URI textile scientists build extensive fiber database for FBI
Dave Lavallee, 401-874-5862
KINGSTON, R.I. -- July 27, 2004 --
When University of Rhode Island researchers started building a fiber database for the FBI in October 2002, they were asked for 400 samples.
By the time the project ended earlier this year, more than 1,800 samples were provided to the federal law enforcement agency.
Professors Martin Bide and Margaret Ordonez of URI’s Department of Textiles, Fashion Merchandising and Design teamed up on the $134,000 FBI contract after learning of research opportunities with the FBI through their participation in the URI Forensic Science Partnership. The FBI is interested in refining its textile analysis processes because fibers play such a critical role in forensic investigations, Bide said.
The team collected an array of different fibers from commercial companies, and drew on the extensive library of dyes in the department. Using a new dyeing machine acquired for the project, small samples of fiber were dyed with many different dyes, and dye mixtures.
For each dyed specimen, a permanent microscopic slide was prepared, a digital microscope image was generated, and a small sample of fiber of each specimen was placed in coin-holder envelopes and placed in three-ring binders. The image and details of the fiber and dye were included on a database that filled four compact discs. All of the information was submitted to the FBI Research Center at Quantico, Va. so that it can test the best ways to analyze the dyed fibers.
“This is another reason why we benefit from being in the Forensic Science Partnership,” said Bide, a resident of South Kingstown . “We do fiber analysis for the Rhode Island State Crime lab, and this was a natural extension of that work.”
Through the FBI contract, the department now houses a new piece of equipment, a Datacolor dyeing machine.
The research team also included graduate students, an undergraduate and a visiting scholar. Bide, an internationally renowned textile chemist, oversaw the dyeing, while Ordonez, of Cumberland, R.I., an international expert in textile conservation, conducted the microscopy for the project.
Additional samples of dyed fibers not needed for the FBI submission are held in vials at URI and are available if needed.
The undergraduate and graduate students were involved in the full range of work on the project, including dyeing and drying fibers, making slides of the samples, photographing cross-sections and entering them into the database that describes the fibers and the conditions under which they were dyed.

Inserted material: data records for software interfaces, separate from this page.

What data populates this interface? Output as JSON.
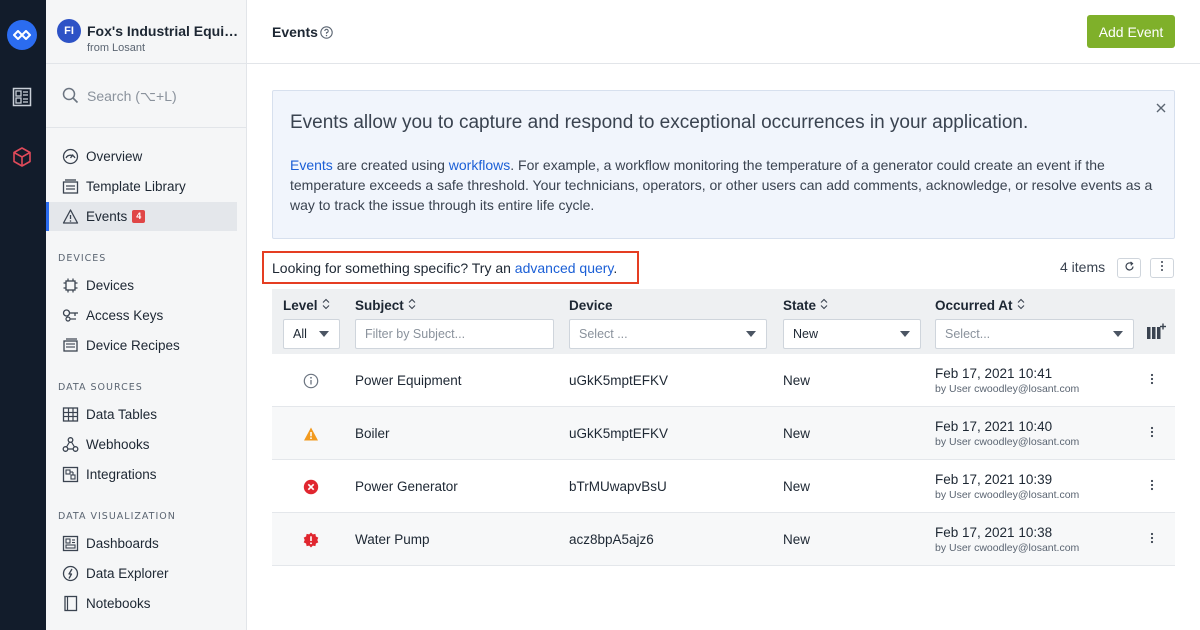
{
  "app": {
    "initials": "FI",
    "name": "Fox's Industrial Equipment",
    "org": "from Losant"
  },
  "search": {
    "placeholder": "Search (⌥+L)"
  },
  "sidebar": {
    "top_items": [
      {
        "label": "Overview",
        "icon": "overview-icon"
      },
      {
        "label": "Template Library",
        "icon": "template-library-icon"
      },
      {
        "label": "Events",
        "icon": "warning-icon",
        "badge": "4",
        "active": true
      }
    ],
    "sections": [
      {
        "label": "DEVICES",
        "items": [
          {
            "label": "Devices",
            "icon": "chip-icon"
          },
          {
            "label": "Access Keys",
            "icon": "key-icon"
          },
          {
            "label": "Device Recipes",
            "icon": "recipe-icon"
          }
        ]
      },
      {
        "label": "DATA SOURCES",
        "items": [
          {
            "label": "Data Tables",
            "icon": "table-icon"
          },
          {
            "label": "Webhooks",
            "icon": "webhook-icon"
          },
          {
            "label": "Integrations",
            "icon": "integrations-icon"
          }
        ]
      },
      {
        "label": "DATA VISUALIZATION",
        "items": [
          {
            "label": "Dashboards",
            "icon": "dashboard-icon"
          },
          {
            "label": "Data Explorer",
            "icon": "data-explorer-icon"
          },
          {
            "label": "Notebooks",
            "icon": "notebook-icon"
          }
        ]
      }
    ]
  },
  "header": {
    "title": "Events",
    "add_label": "Add Event"
  },
  "info": {
    "title": "Events allow you to capture and respond to exceptional occurrences in your application.",
    "link1": "Events",
    "text1": " are created using ",
    "link2": "workflows",
    "text2": ". For example, a workflow monitoring the temperature of a generator could create an event if the temperature exceeds a safe threshold. Your technicians, operators, or other users can add comments, acknowledge, or resolve events as a way to track the issue through its entire life cycle."
  },
  "query": {
    "prefix": "Looking for something specific? Try an ",
    "link": "advanced query",
    "suffix": "."
  },
  "count": "4 items",
  "table": {
    "columns": [
      "Level",
      "Subject",
      "Device",
      "State",
      "Occurred At"
    ],
    "filters": {
      "level": "All",
      "subject_placeholder": "Filter by Subject...",
      "device_placeholder": "Select ...",
      "state": "New",
      "occurred_placeholder": "Select..."
    },
    "rows": [
      {
        "level": "info",
        "subject": "Power Equipment",
        "device": "uGkK5mptEFKV",
        "state": "New",
        "time": "Feb 17, 2021 10:41",
        "by": "by User cwoodley@losant.com"
      },
      {
        "level": "warning",
        "subject": "Boiler",
        "device": "uGkK5mptEFKV",
        "state": "New",
        "time": "Feb 17, 2021 10:40",
        "by": "by User cwoodley@losant.com"
      },
      {
        "level": "error",
        "subject": "Power Generator",
        "device": "bTrMUwapvBsU",
        "state": "New",
        "time": "Feb 17, 2021 10:39",
        "by": "by User cwoodley@losant.com"
      },
      {
        "level": "critical",
        "subject": "Water Pump",
        "device": "acz8bpA5ajz6",
        "state": "New",
        "time": "Feb 17, 2021 10:38",
        "by": "by User cwoodley@losant.com"
      }
    ]
  },
  "colors": {
    "accent": "#2b6cf0",
    "add_button": "#7fb02a",
    "highlight": "#e53d22",
    "link": "#1b5fd6"
  }
}
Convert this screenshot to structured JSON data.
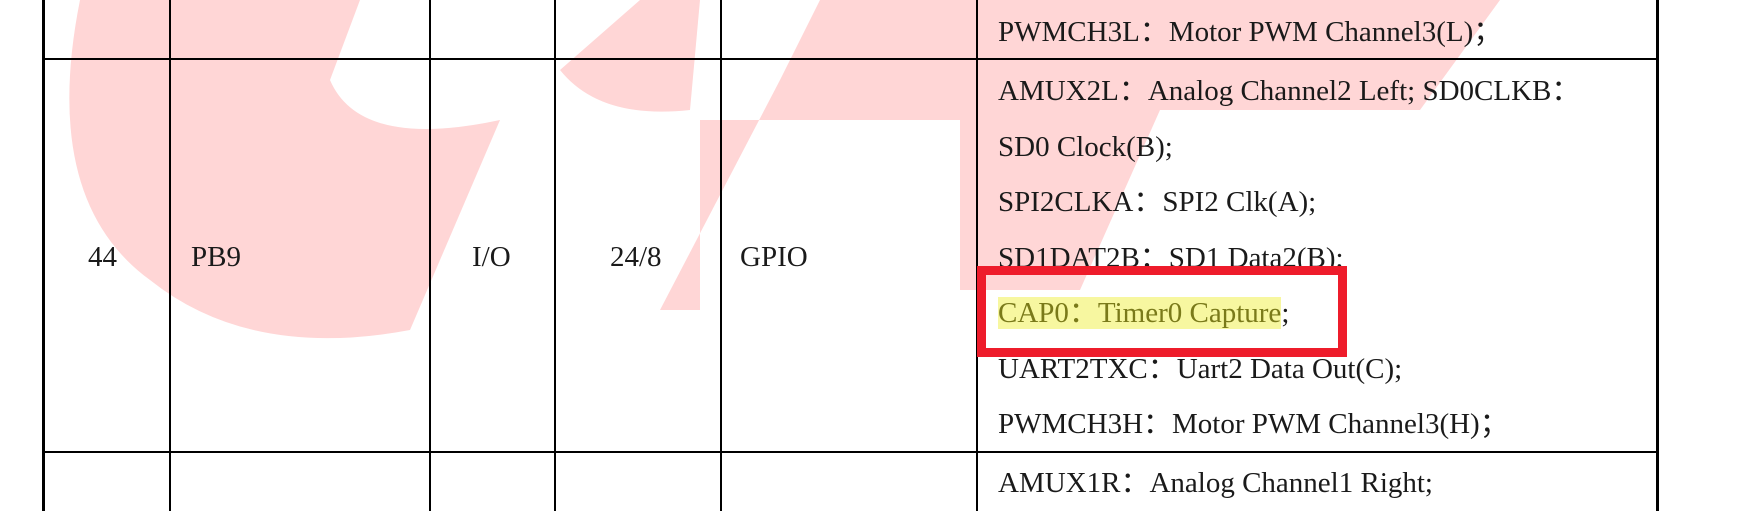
{
  "rows": [
    {
      "cells": [
        "",
        "",
        "",
        "",
        ""
      ],
      "functions": [
        "PWMCH3L：Motor PWM Channel3(L)；"
      ]
    },
    {
      "cells": [
        "44",
        "PB9",
        "I/O",
        "24/8",
        "GPIO"
      ],
      "functions": [
        "AMUX2L：Analog Channel2 Left; SD0CLKB：",
        "SD0 Clock(B);",
        "SPI2CLKA：SPI2 Clk(A);",
        "SD1DAT2B：SD1 Data2(B);",
        "CAP0：Timer0 Capture",
        "UART2TXC：Uart2 Data Out(C);",
        "PWMCH3H：Motor PWM Channel3(H)；"
      ],
      "highlight_suffix": ";"
    },
    {
      "cells": [
        "",
        "",
        "",
        "",
        ""
      ],
      "functions": [
        "AMUX1R：Analog Channel1 Right;"
      ]
    }
  ],
  "colors": {
    "watermark": "#ffd6d6",
    "highlight_bg": "#f7f7a0",
    "callout_border": "#ee1c2b",
    "grid": "#000000"
  }
}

The cross-sections of fibers, which are finer than a human hair, reveal a range of differences in colors, shapes, sizes, and unevenness in the ways they absorb dyes.
“This project used a lot of expertise we have here,” Ordonez said.
Jessica Urick, a graduate student in textile conservation, who came here from Maryland, said she was glad to have been a part of the project. “This is one of the few programs of its kind,” she said. “And it’s a great program because you get to do a little of everything.”
She knew about the textile department’s major contribution to URI’s nationally publicized baseball research and its various well-known conservation projects. “I actually figured when I came here, I would get to do a lot of different things and I wasn’t disappointed.”